For the records below, give the count of lines holding the word "with" and nothing more.

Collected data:

◆ ◆ ◆ ◆ ◆ ◆ ◆

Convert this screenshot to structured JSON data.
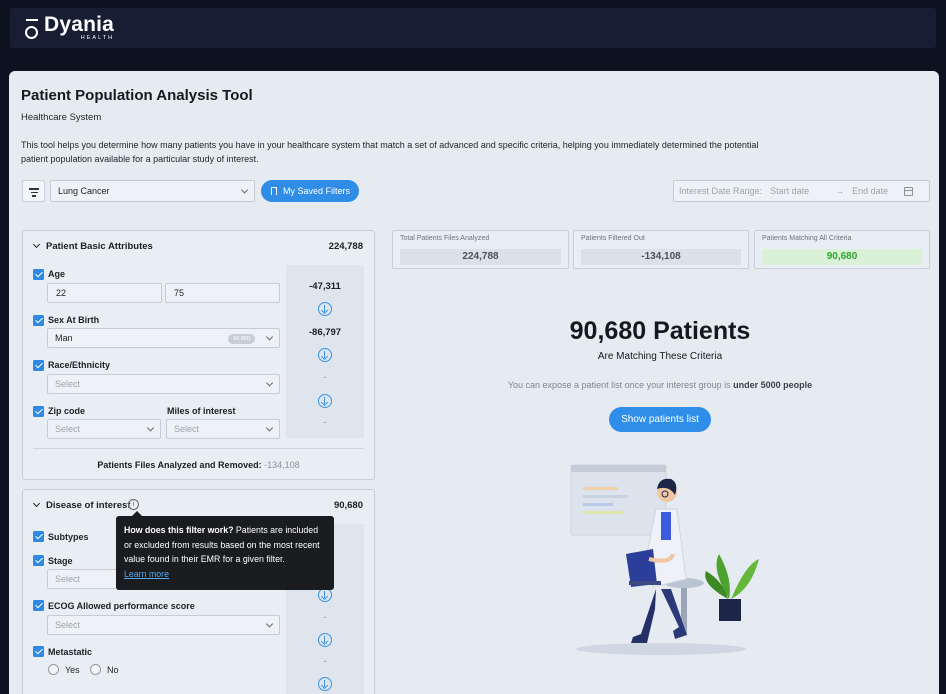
{
  "brand": {
    "name": "Dyania",
    "sub": "HEALTH"
  },
  "page": {
    "title": "Patient Population Analysis Tool",
    "subtitle": "Healthcare System",
    "description": "This tool helps you determine how many patients you have in your healthcare system that match a set of advanced and specific criteria, helping you immediately determined the potential patient population available for a particular study of interest."
  },
  "toolbar": {
    "disease_select": "Lung Cancer",
    "saved_filters": "My Saved Filters",
    "date_label": "Interest Date Range:",
    "start_placeholder": "Start date",
    "arrow": "→",
    "end_placeholder": "End date"
  },
  "basic": {
    "title": "Patient Basic Attributes",
    "count": "224,788",
    "age": {
      "label": "Age",
      "min": "22",
      "max": "75",
      "removed": "-47,311"
    },
    "sex": {
      "label": "Sex At Birth",
      "value": "Man",
      "chip": "90,680",
      "removed": "-86,797"
    },
    "race": {
      "label": "Race/Ethnicity",
      "placeholder": "Select",
      "removed": "-"
    },
    "zip": {
      "label": "Zip code",
      "miles_label": "Miles of interest",
      "placeholder": "Select",
      "miles_placeholder": "Select",
      "removed": "-"
    },
    "summary_label": "Patients Files Analyzed and Removed:",
    "summary_value": "-134,108"
  },
  "disease": {
    "title": "Disease of interest",
    "count": "90,680",
    "info": "i",
    "subtypes": {
      "label": "Subtypes"
    },
    "stage": {
      "label": "Stage",
      "placeholder": "Select"
    },
    "ecog": {
      "label": "ECOG Allowed performance score",
      "placeholder": "Select",
      "removed": "-"
    },
    "metastatic": {
      "label": "Metastatic",
      "yes": "Yes",
      "no": "No",
      "removed": "-"
    }
  },
  "tooltip": {
    "bold": "How does this filter work?",
    "text": " Patients are included or excluded from results based on the most recent value found in their EMR for a given filter.",
    "link": "Learn more"
  },
  "stats": [
    {
      "label": "Total Patients Files Analyzed",
      "value": "224,788"
    },
    {
      "label": "Patients Filtered Out",
      "value": "-134,108"
    },
    {
      "label": "Patients Matching All Criteria",
      "value": "90,680"
    }
  ],
  "result": {
    "headline": "90,680 Patients",
    "sub": "Are Matching These Criteria",
    "hint_pre": "You can expose a patient list once your interest group is ",
    "hint_bold": "under 5000 people",
    "button": "Show patients list"
  },
  "colors": {
    "accent": "#2e8ee9",
    "match_green": "#2da62d",
    "topbar": "#171d33"
  }
}
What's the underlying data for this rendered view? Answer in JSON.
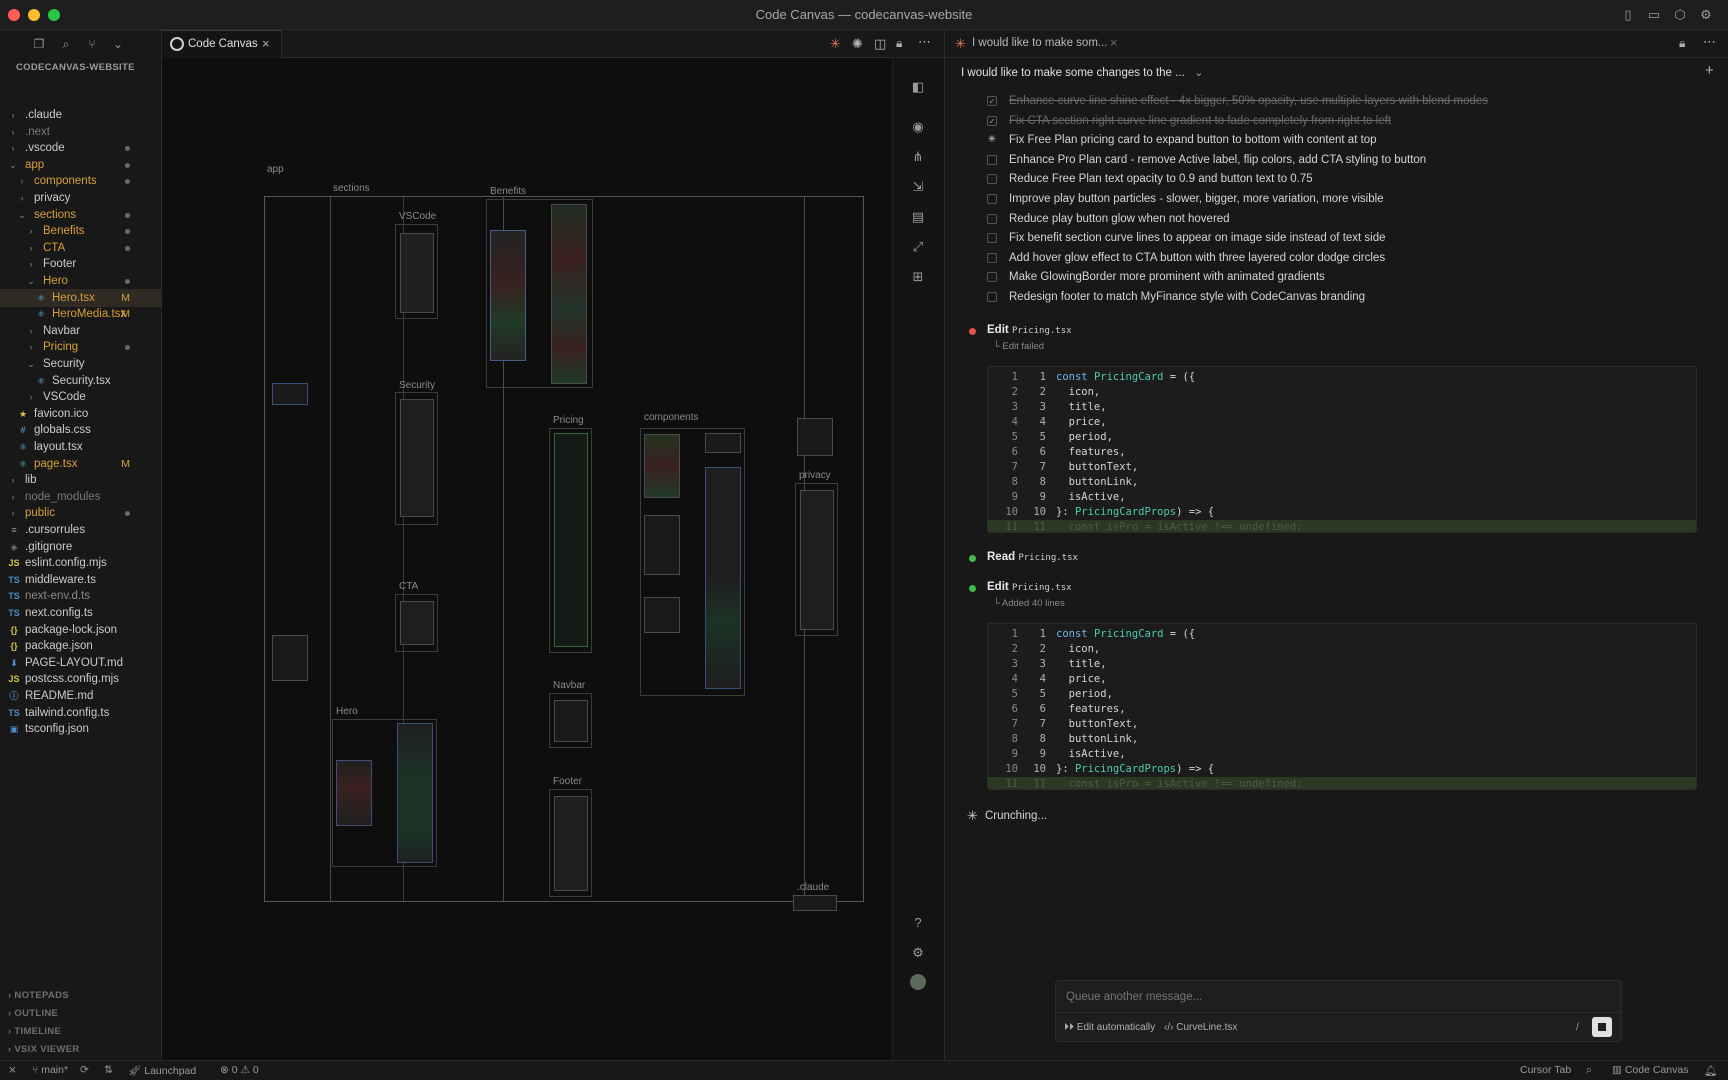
{
  "window": {
    "title": "Code Canvas — codecanvas-website"
  },
  "explorer": {
    "header": "CODECANVAS-WEBSITE",
    "items": [
      {
        "label": ".claude",
        "depth": 0,
        "type": "folder",
        "open": false,
        "status": "",
        "color": "#cccccc"
      },
      {
        "label": ".next",
        "depth": 0,
        "type": "folder",
        "open": false,
        "status": "",
        "color": "#7a7a7a"
      },
      {
        "label": ".vscode",
        "depth": 0,
        "type": "folder",
        "open": false,
        "status": "dot",
        "color": "#cccccc"
      },
      {
        "label": "app",
        "depth": 0,
        "type": "folder",
        "open": true,
        "status": "dot",
        "color": "#d7a03a"
      },
      {
        "label": "components",
        "depth": 1,
        "type": "folder",
        "open": false,
        "status": "dot",
        "color": "#d7a03a"
      },
      {
        "label": "privacy",
        "depth": 1,
        "type": "folder",
        "open": false,
        "status": "",
        "color": "#cccccc"
      },
      {
        "label": "sections",
        "depth": 1,
        "type": "folder",
        "open": true,
        "status": "dot",
        "color": "#d7a03a"
      },
      {
        "label": "Benefits",
        "depth": 2,
        "type": "folder",
        "open": false,
        "status": "dot",
        "color": "#d7a03a"
      },
      {
        "label": "CTA",
        "depth": 2,
        "type": "folder",
        "open": false,
        "status": "dot",
        "color": "#d7a03a"
      },
      {
        "label": "Footer",
        "depth": 2,
        "type": "folder",
        "open": false,
        "status": "",
        "color": "#cccccc"
      },
      {
        "label": "Hero",
        "depth": 2,
        "type": "folder",
        "open": true,
        "status": "dot",
        "color": "#d7a03a"
      },
      {
        "label": "Hero.tsx",
        "depth": 3,
        "type": "react",
        "open": false,
        "status": "M",
        "color": "#d7a03a",
        "selected": true
      },
      {
        "label": "HeroMedia.tsx",
        "depth": 3,
        "type": "react",
        "open": false,
        "status": "M",
        "color": "#d7a03a"
      },
      {
        "label": "Navbar",
        "depth": 2,
        "type": "folder",
        "open": false,
        "status": "",
        "color": "#cccccc"
      },
      {
        "label": "Pricing",
        "depth": 2,
        "type": "folder",
        "open": false,
        "status": "dot",
        "color": "#d7a03a"
      },
      {
        "label": "Security",
        "depth": 2,
        "type": "folder",
        "open": true,
        "status": "",
        "color": "#cccccc"
      },
      {
        "label": "Security.tsx",
        "depth": 3,
        "type": "react",
        "open": false,
        "status": "",
        "color": "#cccccc"
      },
      {
        "label": "VSCode",
        "depth": 2,
        "type": "folder",
        "open": false,
        "status": "",
        "color": "#cccccc"
      },
      {
        "label": "favicon.ico",
        "depth": 1,
        "type": "star",
        "open": false,
        "status": "",
        "color": "#cccccc"
      },
      {
        "label": "globals.css",
        "depth": 1,
        "type": "css",
        "open": false,
        "status": "",
        "color": "#cccccc"
      },
      {
        "label": "layout.tsx",
        "depth": 1,
        "type": "react",
        "open": false,
        "status": "",
        "color": "#cccccc"
      },
      {
        "label": "page.tsx",
        "depth": 1,
        "type": "react",
        "open": false,
        "status": "M",
        "color": "#d7a03a"
      },
      {
        "label": "lib",
        "depth": 0,
        "type": "folder",
        "open": false,
        "status": "",
        "color": "#cccccc"
      },
      {
        "label": "node_modules",
        "depth": 0,
        "type": "folder",
        "open": false,
        "status": "",
        "color": "#7a7a7a"
      },
      {
        "label": "public",
        "depth": 0,
        "type": "folder",
        "open": false,
        "status": "dot",
        "color": "#d7a03a"
      },
      {
        "label": ".cursorrules",
        "depth": 0,
        "type": "lines",
        "open": false,
        "status": "",
        "color": "#cccccc"
      },
      {
        "label": ".gitignore",
        "depth": 0,
        "type": "git",
        "open": false,
        "status": "",
        "color": "#cccccc"
      },
      {
        "label": "eslint.config.mjs",
        "depth": 0,
        "type": "js",
        "open": false,
        "status": "",
        "color": "#cccccc"
      },
      {
        "label": "middleware.ts",
        "depth": 0,
        "type": "ts",
        "open": false,
        "status": "",
        "color": "#cccccc"
      },
      {
        "label": "next-env.d.ts",
        "depth": 0,
        "type": "ts",
        "open": false,
        "status": "",
        "color": "#8a8a8a"
      },
      {
        "label": "next.config.ts",
        "depth": 0,
        "type": "ts",
        "open": false,
        "status": "",
        "color": "#cccccc"
      },
      {
        "label": "package-lock.json",
        "depth": 0,
        "type": "json",
        "open": false,
        "status": "",
        "color": "#cccccc"
      },
      {
        "label": "package.json",
        "depth": 0,
        "type": "json",
        "open": false,
        "status": "",
        "color": "#cccccc"
      },
      {
        "label": "PAGE-LAYOUT.md",
        "depth": 0,
        "type": "md",
        "open": false,
        "status": "",
        "color": "#cccccc"
      },
      {
        "label": "postcss.config.mjs",
        "depth": 0,
        "type": "js",
        "open": false,
        "status": "",
        "color": "#cccccc"
      },
      {
        "label": "README.md",
        "depth": 0,
        "type": "info",
        "open": false,
        "status": "",
        "color": "#cccccc"
      },
      {
        "label": "tailwind.config.ts",
        "depth": 0,
        "type": "ts",
        "open": false,
        "status": "",
        "color": "#cccccc"
      },
      {
        "label": "tsconfig.json",
        "depth": 0,
        "type": "tsconfig",
        "open": false,
        "status": "",
        "color": "#cccccc"
      }
    ],
    "bottom_sections": [
      "NOTEPADS",
      "OUTLINE",
      "TIMELINE",
      "VSIX VIEWER"
    ]
  },
  "editor": {
    "tab_label": "Code Canvas",
    "canvas_labels": {
      "app": "app",
      "sections": "sections",
      "benefits": "Benefits",
      "vscode": "VSCode",
      "security": "Security",
      "pricing": "Pricing",
      "components": "components",
      "privacy": "privacy",
      "cta": "CTA",
      "navbar": "Navbar",
      "hero": "Hero",
      "footer": "Footer",
      "claude": ".claude"
    }
  },
  "chat": {
    "tab_title": "I would like to make som...",
    "conversation_title": "I would like to make some changes to the ...",
    "todos": [
      {
        "text": "Enhance curve line shine effect - 4x bigger, 50% opacity, use multiple layers with blend modes",
        "state": "done"
      },
      {
        "text": "Fix CTA section right curve line gradient to fade completely from right to left",
        "state": "done"
      },
      {
        "text": "Fix Free Plan pricing card to expand button to bottom with content at top",
        "state": "active"
      },
      {
        "text": "Enhance Pro Plan card - remove Active label, flip colors, add CTA styling to button",
        "state": "pending"
      },
      {
        "text": "Reduce Free Plan text opacity to 0.9 and button text to 0.75",
        "state": "pending"
      },
      {
        "text": "Improve play button particles - slower, bigger, more variation, more visible",
        "state": "pending"
      },
      {
        "text": "Reduce play button glow when not hovered",
        "state": "pending"
      },
      {
        "text": "Fix benefit section curve lines to appear on image side instead of text side",
        "state": "pending"
      },
      {
        "text": "Add hover glow effect to CTA button with three layered color dodge circles",
        "state": "pending"
      },
      {
        "text": "Make GlowingBorder more prominent with animated gradients",
        "state": "pending"
      },
      {
        "text": "Redesign footer to match MyFinance style with CodeCanvas branding",
        "state": "pending"
      }
    ],
    "steps": {
      "edit1": {
        "action": "Edit",
        "file": "Pricing.tsx",
        "sub": "Edit failed",
        "color": "#e5534b"
      },
      "read": {
        "action": "Read",
        "file": "Pricing.tsx",
        "color": "#3fb950"
      },
      "edit2": {
        "action": "Edit",
        "file": "Pricing.tsx",
        "sub": "Added 40 lines",
        "color": "#3fb950"
      }
    },
    "code_lines": [
      {
        "n": "1",
        "text": "const PricingCard = ({"
      },
      {
        "n": "2",
        "text": "  icon,"
      },
      {
        "n": "3",
        "text": "  title,"
      },
      {
        "n": "4",
        "text": "  price,"
      },
      {
        "n": "5",
        "text": "  period,"
      },
      {
        "n": "6",
        "text": "  features,"
      },
      {
        "n": "7",
        "text": "  buttonText,"
      },
      {
        "n": "8",
        "text": "  buttonLink,"
      },
      {
        "n": "9",
        "text": "  isActive,"
      },
      {
        "n": "10",
        "text": "}: PricingCardProps) => {"
      },
      {
        "n": "11",
        "text": "  const isPro = isActive !== undefined;"
      }
    ],
    "status": "Crunching...",
    "input": {
      "placeholder": "Queue another message...",
      "mode": "Edit automatically",
      "context_file": "CurveLine.tsx",
      "slash": "/"
    }
  },
  "statusbar": {
    "branch": "main*",
    "launchpad": "Launchpad",
    "errors": "0",
    "warnings": "0",
    "cursor_tab": "Cursor Tab",
    "code_canvas": "Code Canvas"
  },
  "colors": {
    "accent": "#d7a03a",
    "success": "#3fb950",
    "error": "#e5534b"
  }
}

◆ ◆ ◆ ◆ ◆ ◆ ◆

- Result of the task
5